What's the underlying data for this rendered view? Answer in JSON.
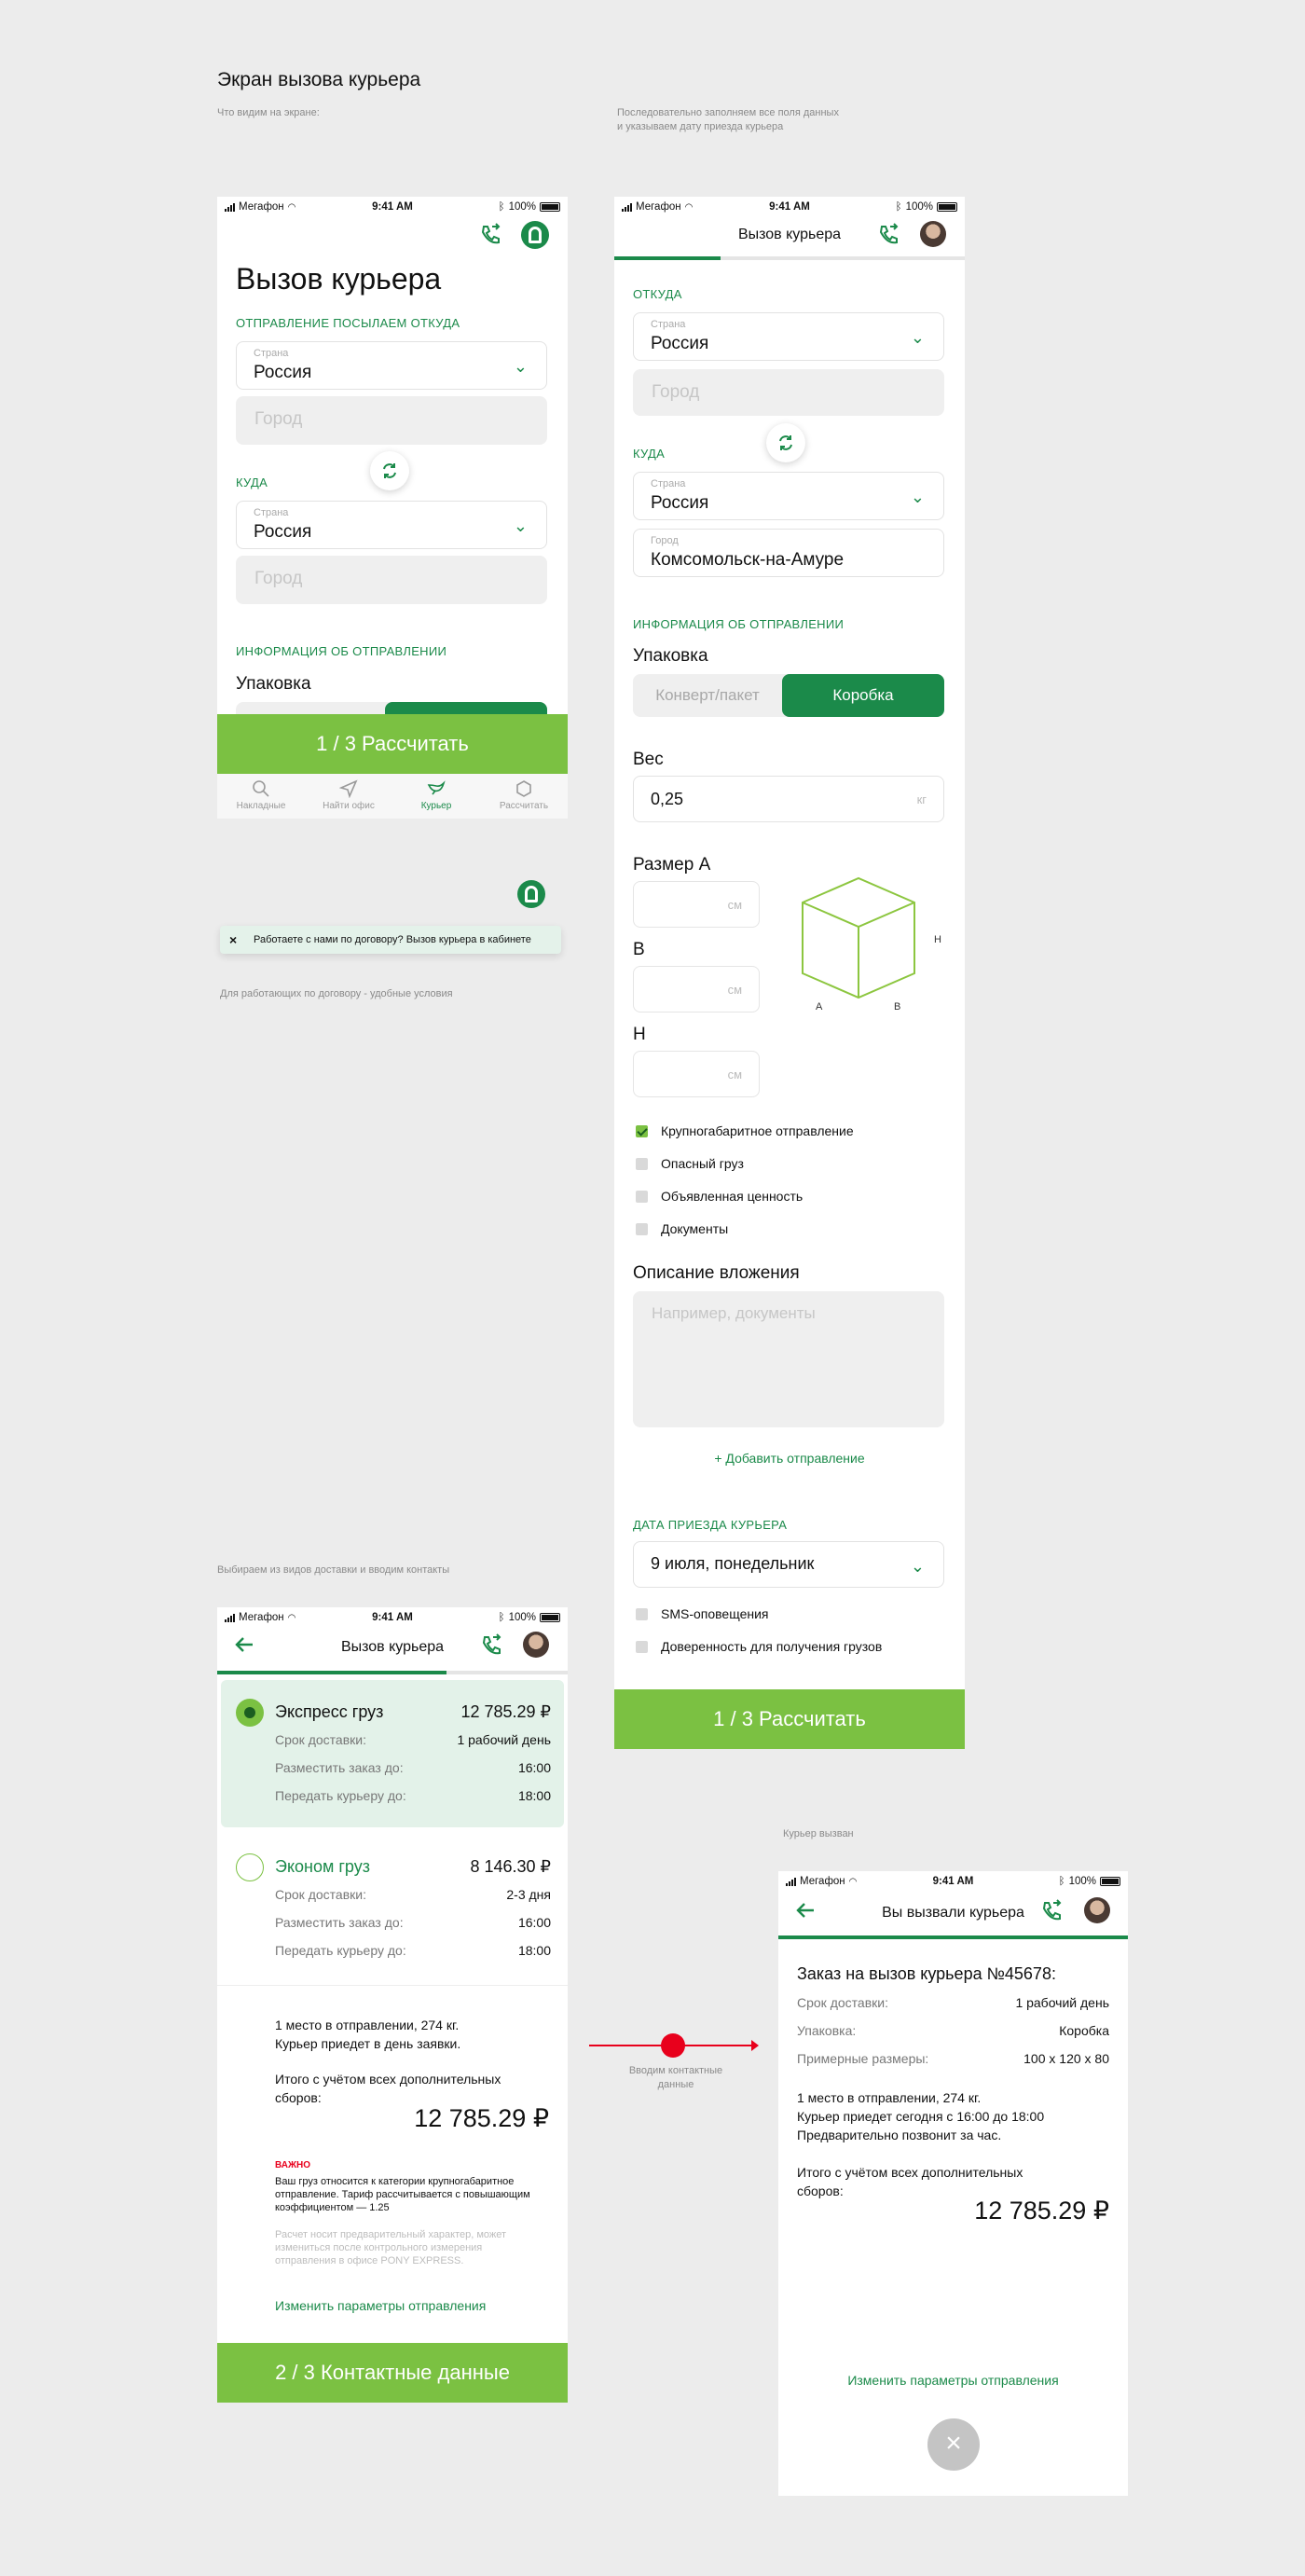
{
  "page": {
    "title": "Экран вызова курьера",
    "note1": "Что видим на экране:",
    "note2_line1": "Последовательно заполняем все поля данных",
    "note2_line2": "и указываем дату приезда курьера",
    "note3": "Для работающих по договору - удобные условия",
    "note4": "Выбираем из видов доставки и вводим контакты",
    "note5": "Курьер вызван",
    "flow_label_line1": "Вводим контактные",
    "flow_label_line2": "данные"
  },
  "status_bar": {
    "carrier": "Мегафон",
    "time": "9:41 AM",
    "battery": "100%"
  },
  "screen1": {
    "heading": "Вызов курьера",
    "from_section": "ОТПРАВЛЕНИЕ ПОСЫЛАЕМ ОТКУДА",
    "country_label": "Страна",
    "country_value": "Россия",
    "city_placeholder": "Город",
    "to_section": "КУДА",
    "info_section": "ИНФОРМАЦИЯ ОБ ОТПРАВЛЕНИИ",
    "packaging": "Упаковка",
    "cta": "1 / 3 Рассчитать",
    "tabs": [
      {
        "label": "Накладные",
        "icon": "search-icon"
      },
      {
        "label": "Найти офис",
        "icon": "location-arrow-icon"
      },
      {
        "label": "Курьер",
        "icon": "bird-icon"
      },
      {
        "label": "Рассчитать",
        "icon": "hexagon-icon"
      }
    ],
    "active_tab": 2
  },
  "toast": {
    "text": "Работаете с нами по договору? Вызов курьера в кабинете"
  },
  "screen2": {
    "header_title": "Вызов курьера",
    "from_section": "ОТКУДА",
    "country_label": "Страна",
    "country_value": "Россия",
    "city_placeholder": "Город",
    "to_section": "КУДА",
    "to_city_label": "Город",
    "to_city_value": "Комсомольск-на-Амуре",
    "info_section": "ИНФОРМАЦИЯ ОБ ОТПРАВЛЕНИИ",
    "packaging": "Упаковка",
    "pack_options": [
      "Конверт/пакет",
      "Коробка"
    ],
    "pack_selected": 1,
    "weight_label": "Вес",
    "weight_value": "0,25",
    "weight_unit": "кг",
    "size_a_label": "Размер A",
    "size_b_label": "B",
    "size_h_label": "H",
    "size_unit": "см",
    "cube_labels": {
      "a": "A",
      "b": "B",
      "h": "H"
    },
    "checkboxes": [
      {
        "label": "Крупногабаритное отправление",
        "checked": true
      },
      {
        "label": "Опасный груз",
        "checked": false
      },
      {
        "label": "Объявленная ценность",
        "checked": false
      },
      {
        "label": "Документы",
        "checked": false
      }
    ],
    "description_label": "Описание вложения",
    "description_placeholder": "Например, документы",
    "add_shipment": "+ Добавить отправление",
    "date_section": "ДАТА ПРИЕЗДА КУРЬЕРА",
    "date_value": "9 июля, понедельник",
    "extra_checkboxes": [
      {
        "label": "SMS-оповещения",
        "checked": false
      },
      {
        "label": "Доверенность для получения грузов",
        "checked": false
      }
    ],
    "cta": "1 / 3 Рассчитать"
  },
  "screen3": {
    "header_title": "Вызов курьера",
    "options": [
      {
        "name": "Экспресс груз",
        "price": "12 785.29 ₽",
        "selected": true,
        "rows": [
          [
            "Срок доставки:",
            "1 рабочий день"
          ],
          [
            "Разместить заказ до:",
            "16:00"
          ],
          [
            "Передать курьеру до:",
            "18:00"
          ]
        ]
      },
      {
        "name": "Эконом груз",
        "price": "8 146.30 ₽",
        "selected": false,
        "rows": [
          [
            "Срок доставки:",
            "2-3 дня"
          ],
          [
            "Разместить заказ до:",
            "16:00"
          ],
          [
            "Передать курьеру до:",
            "18:00"
          ]
        ]
      }
    ],
    "summary_line1": "1 место в отправлении, 274 кг.",
    "summary_line2": "Курьер приедет в день заявки.",
    "total_line1": "Итого с учётом всех дополнительных",
    "total_line2": "сборов:",
    "total": "12 785.29 ₽",
    "important_title": "ВАЖНО",
    "important_line1": "Ваш груз относится к категории крупногабаритное",
    "important_line2": "отправление. Тариф рассчитывается с повышающим",
    "important_line3": "коэффициентом — 1.25",
    "disclaimer_line1": "Расчет носит предварительный характер, может",
    "disclaimer_line2": "измениться после контрольного измерения",
    "disclaimer_line3": "отправления в офисе PONY EXPRESS.",
    "change_link": "Изменить параметры отправления",
    "cta": "2 / 3 Контактные данные"
  },
  "screen4": {
    "header_title": "Вы вызвали курьера",
    "order_title": "Заказ на вызов курьера №45678:",
    "rows": [
      [
        "Срок доставки:",
        "1 рабочий день"
      ],
      [
        "Упаковка:",
        "Коробка"
      ],
      [
        "Примерные размеры:",
        "100 x 120 x 80"
      ]
    ],
    "info_line1": "1 место в отправлении, 274 кг.",
    "info_line2": "Курьер приедет сегодня с 16:00 до 18:00",
    "info_line3": "Предварительно позвонит за час.",
    "total_line1": "Итого с учётом всех дополнительных",
    "total_line2": "сборов:",
    "total": "12 785.29 ₽",
    "change_link": "Изменить параметры отправления"
  },
  "colors": {
    "brand_green": "#1b8a4a",
    "cta_green": "#7bc142",
    "selected_bg": "#e3f2e9",
    "flow_red": "#e8001c"
  }
}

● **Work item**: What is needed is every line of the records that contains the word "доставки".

● **Written solution**:
    "note4": "Выбираем из видов доставки и вводим контакты",
            "Срок доставки:",
            "Срок доставки:",
        "Срок доставки:",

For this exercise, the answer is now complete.